The word "JSON" marks the lines you need; copy each of them from the data.

═════ DATA LISTING ═════

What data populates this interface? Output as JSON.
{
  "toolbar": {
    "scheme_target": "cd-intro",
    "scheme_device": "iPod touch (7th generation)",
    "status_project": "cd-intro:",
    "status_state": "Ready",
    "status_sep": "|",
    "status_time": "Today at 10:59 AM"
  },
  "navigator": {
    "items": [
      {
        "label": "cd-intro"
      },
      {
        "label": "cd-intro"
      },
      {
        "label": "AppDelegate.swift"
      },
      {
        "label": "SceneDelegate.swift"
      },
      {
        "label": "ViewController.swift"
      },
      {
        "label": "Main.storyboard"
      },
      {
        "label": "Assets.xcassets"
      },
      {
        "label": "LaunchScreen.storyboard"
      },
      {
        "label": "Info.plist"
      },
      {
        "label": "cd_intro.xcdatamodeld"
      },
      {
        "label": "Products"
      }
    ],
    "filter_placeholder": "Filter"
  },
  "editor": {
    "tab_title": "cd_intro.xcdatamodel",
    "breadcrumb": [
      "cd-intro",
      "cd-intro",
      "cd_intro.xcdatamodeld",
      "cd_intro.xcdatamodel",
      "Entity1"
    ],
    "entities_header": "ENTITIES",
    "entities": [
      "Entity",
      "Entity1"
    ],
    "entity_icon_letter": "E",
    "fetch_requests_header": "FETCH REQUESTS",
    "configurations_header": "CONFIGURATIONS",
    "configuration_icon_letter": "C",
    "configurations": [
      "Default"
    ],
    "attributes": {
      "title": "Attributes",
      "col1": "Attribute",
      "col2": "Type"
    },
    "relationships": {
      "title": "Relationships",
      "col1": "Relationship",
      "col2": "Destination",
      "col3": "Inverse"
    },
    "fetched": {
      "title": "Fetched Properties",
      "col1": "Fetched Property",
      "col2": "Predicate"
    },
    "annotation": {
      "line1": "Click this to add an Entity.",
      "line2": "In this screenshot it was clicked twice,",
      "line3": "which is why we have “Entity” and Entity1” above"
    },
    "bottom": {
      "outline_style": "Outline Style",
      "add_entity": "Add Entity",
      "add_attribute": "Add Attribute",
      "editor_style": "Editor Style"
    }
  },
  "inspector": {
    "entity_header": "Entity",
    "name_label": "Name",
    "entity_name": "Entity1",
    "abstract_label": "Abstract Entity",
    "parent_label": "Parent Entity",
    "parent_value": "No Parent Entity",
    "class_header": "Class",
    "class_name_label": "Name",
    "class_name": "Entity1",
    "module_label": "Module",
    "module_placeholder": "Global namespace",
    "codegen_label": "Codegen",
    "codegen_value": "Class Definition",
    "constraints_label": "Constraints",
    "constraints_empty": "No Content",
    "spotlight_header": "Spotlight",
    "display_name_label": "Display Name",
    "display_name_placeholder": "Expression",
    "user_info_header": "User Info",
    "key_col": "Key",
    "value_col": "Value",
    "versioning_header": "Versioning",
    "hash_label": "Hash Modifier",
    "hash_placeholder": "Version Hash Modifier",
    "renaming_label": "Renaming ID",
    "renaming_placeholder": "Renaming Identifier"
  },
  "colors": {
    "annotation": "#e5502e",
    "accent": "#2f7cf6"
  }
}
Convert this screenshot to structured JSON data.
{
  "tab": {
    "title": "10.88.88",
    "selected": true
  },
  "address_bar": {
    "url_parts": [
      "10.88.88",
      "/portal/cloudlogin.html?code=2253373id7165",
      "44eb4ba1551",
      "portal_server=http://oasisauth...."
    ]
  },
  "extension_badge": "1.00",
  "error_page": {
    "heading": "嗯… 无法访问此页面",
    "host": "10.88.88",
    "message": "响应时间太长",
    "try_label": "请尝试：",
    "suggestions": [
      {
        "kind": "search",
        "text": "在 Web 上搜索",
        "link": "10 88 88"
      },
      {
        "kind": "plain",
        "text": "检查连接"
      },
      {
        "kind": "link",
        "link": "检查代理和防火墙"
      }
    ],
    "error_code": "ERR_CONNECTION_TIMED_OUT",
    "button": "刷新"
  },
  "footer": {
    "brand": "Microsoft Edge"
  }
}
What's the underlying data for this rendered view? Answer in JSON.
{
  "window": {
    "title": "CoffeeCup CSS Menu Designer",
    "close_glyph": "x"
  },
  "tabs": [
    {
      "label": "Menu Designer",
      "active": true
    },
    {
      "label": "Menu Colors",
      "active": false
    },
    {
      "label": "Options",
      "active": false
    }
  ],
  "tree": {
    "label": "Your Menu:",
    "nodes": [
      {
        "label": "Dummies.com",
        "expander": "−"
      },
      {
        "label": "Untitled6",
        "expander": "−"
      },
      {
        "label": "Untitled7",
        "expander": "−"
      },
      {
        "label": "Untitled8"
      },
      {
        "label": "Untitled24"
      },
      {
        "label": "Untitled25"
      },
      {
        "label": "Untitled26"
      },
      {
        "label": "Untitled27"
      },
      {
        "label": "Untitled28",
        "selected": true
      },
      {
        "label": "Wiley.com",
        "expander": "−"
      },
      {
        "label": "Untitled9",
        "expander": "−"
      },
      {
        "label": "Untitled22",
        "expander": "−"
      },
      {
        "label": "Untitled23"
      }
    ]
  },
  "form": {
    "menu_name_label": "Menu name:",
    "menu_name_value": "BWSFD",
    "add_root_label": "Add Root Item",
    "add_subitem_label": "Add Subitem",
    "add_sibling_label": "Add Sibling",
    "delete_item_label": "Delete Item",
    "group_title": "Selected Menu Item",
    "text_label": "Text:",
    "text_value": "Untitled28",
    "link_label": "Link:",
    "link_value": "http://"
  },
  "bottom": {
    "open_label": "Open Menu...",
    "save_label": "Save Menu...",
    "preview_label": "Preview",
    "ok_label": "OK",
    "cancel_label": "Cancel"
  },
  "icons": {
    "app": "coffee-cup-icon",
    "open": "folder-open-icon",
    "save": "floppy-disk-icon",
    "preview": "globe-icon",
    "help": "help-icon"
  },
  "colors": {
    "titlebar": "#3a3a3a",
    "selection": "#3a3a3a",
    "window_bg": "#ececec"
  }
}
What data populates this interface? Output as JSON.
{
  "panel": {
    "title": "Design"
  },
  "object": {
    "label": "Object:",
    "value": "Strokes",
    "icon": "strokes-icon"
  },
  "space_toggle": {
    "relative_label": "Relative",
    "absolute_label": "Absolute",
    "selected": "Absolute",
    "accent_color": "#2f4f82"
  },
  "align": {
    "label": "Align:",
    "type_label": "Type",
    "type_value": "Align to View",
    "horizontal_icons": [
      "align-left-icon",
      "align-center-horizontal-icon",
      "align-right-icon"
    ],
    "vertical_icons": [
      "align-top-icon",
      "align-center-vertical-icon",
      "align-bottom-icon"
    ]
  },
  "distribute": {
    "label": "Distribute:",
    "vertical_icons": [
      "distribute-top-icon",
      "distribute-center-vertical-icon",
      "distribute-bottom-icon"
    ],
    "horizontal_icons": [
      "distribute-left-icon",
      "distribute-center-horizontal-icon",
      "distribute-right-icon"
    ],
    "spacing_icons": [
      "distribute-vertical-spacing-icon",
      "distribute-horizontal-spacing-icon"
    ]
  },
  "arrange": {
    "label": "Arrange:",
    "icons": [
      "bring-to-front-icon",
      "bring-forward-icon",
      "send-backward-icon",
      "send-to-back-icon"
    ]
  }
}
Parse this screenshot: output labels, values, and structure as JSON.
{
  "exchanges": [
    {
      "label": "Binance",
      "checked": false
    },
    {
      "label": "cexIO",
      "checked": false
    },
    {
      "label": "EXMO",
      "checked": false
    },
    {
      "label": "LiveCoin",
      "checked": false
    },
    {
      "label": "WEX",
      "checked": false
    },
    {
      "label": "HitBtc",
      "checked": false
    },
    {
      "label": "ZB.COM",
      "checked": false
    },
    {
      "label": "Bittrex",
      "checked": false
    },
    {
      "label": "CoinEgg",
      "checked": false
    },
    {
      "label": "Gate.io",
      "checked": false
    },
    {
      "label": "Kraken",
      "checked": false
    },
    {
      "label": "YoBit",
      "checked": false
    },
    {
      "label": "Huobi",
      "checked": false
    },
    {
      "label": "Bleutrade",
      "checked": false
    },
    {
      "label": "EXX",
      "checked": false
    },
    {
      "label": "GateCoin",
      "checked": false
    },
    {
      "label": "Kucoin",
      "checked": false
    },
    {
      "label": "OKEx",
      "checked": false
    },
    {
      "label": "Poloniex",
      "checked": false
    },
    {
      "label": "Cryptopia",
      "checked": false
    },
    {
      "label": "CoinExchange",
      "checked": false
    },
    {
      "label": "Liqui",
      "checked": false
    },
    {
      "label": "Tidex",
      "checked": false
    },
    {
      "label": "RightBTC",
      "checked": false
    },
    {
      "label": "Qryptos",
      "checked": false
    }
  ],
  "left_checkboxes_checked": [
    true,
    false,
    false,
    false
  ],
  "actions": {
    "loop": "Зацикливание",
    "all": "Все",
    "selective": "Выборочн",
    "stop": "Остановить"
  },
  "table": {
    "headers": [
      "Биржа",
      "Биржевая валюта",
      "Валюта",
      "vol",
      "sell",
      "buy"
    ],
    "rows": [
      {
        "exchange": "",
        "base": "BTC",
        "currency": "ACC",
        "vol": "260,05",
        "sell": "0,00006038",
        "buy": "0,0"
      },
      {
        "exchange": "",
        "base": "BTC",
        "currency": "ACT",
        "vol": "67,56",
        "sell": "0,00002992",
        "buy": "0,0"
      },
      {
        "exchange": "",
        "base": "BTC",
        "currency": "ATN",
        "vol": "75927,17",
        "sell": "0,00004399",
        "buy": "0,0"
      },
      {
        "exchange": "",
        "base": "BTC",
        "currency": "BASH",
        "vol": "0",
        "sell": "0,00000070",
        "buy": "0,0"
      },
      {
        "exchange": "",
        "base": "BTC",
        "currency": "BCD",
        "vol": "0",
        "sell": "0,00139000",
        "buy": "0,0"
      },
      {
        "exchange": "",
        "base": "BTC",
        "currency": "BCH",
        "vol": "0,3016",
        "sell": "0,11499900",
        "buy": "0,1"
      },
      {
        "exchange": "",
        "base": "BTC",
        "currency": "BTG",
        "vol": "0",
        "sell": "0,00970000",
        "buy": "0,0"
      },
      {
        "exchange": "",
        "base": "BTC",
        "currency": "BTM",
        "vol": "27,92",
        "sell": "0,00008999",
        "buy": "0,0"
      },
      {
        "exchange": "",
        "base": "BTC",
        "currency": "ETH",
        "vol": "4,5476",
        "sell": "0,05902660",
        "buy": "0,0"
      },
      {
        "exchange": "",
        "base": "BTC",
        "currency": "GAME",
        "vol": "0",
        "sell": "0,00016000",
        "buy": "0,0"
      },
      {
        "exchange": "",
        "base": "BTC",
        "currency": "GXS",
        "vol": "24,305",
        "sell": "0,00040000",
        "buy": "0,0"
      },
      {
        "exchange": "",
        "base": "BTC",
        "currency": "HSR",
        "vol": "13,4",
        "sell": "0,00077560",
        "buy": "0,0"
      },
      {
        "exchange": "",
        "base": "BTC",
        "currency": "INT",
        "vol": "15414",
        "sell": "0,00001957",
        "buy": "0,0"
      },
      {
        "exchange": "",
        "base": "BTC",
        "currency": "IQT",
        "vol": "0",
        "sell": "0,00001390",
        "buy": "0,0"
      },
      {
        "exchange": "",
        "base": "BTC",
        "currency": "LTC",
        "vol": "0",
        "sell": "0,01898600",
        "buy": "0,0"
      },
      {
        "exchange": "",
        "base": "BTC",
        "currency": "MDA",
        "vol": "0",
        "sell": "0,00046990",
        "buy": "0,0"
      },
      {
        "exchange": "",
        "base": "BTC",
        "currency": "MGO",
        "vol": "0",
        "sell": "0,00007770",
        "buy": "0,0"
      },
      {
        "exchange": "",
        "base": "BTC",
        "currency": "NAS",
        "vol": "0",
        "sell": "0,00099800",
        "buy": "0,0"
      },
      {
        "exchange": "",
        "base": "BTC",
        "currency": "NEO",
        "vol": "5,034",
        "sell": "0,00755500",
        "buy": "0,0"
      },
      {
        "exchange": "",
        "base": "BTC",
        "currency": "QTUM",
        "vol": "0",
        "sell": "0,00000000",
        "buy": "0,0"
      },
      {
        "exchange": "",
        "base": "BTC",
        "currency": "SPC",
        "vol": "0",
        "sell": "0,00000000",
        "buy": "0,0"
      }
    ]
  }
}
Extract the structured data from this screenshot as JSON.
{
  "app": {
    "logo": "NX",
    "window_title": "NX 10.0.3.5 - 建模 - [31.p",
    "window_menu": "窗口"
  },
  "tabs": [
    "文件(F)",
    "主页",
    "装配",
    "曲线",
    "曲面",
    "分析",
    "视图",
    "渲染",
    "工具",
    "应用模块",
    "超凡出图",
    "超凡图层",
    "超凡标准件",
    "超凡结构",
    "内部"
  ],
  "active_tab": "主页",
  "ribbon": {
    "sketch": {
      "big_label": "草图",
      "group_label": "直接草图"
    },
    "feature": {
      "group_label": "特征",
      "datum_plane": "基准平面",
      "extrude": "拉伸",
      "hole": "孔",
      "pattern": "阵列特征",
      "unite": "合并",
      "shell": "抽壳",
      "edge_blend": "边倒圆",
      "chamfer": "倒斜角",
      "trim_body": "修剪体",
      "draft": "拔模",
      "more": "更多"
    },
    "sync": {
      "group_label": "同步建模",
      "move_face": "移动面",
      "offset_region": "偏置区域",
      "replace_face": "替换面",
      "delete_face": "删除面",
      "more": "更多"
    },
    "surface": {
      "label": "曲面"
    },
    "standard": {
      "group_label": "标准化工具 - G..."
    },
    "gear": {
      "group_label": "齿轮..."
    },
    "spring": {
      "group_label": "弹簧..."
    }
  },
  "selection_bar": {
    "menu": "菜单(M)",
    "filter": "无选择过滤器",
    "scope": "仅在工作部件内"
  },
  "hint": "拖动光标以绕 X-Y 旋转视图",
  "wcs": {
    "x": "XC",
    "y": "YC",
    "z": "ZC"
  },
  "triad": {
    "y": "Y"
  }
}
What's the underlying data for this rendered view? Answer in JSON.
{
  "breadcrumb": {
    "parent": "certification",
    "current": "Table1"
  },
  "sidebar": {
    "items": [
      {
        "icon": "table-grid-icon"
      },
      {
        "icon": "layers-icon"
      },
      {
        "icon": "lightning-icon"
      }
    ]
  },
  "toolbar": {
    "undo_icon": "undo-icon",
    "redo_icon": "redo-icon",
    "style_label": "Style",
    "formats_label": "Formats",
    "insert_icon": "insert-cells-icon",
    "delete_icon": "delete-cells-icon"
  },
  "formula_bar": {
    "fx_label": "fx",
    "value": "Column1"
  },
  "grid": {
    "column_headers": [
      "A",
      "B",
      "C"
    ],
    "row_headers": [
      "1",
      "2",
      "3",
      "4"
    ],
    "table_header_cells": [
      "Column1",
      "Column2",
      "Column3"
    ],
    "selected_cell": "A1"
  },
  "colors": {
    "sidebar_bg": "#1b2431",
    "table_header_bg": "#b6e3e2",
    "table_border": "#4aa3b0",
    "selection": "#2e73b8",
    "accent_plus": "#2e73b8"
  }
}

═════

#### EXERCISE OUTPUT
What data populates this interface? Output as JSON.
Convert this screenshot to structured JSON data.
What's the underlying data for this rendered view? Answer in JSON.
What data populates this interface? Output as JSON.
Parse this screenshot: output labels, values, and structure as JSON.
Extract the structured data from this screenshot as JSON.
What's the underlying data for this rendered view? Answer in JSON.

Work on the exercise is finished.